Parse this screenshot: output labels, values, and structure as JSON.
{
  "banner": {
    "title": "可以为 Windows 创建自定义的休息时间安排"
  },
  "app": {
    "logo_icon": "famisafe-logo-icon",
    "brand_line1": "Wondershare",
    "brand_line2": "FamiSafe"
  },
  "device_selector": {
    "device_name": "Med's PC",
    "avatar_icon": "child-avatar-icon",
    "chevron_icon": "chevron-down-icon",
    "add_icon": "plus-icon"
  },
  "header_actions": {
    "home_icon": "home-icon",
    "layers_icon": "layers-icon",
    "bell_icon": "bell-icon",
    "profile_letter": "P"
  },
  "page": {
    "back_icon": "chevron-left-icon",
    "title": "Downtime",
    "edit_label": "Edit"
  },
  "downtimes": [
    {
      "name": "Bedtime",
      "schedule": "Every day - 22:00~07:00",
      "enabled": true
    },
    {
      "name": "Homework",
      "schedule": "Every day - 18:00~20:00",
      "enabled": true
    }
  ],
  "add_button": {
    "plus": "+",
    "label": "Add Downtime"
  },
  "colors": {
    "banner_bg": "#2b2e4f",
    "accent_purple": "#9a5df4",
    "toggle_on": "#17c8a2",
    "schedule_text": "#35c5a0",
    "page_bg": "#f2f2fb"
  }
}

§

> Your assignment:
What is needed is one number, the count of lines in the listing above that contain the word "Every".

> Answer section:
2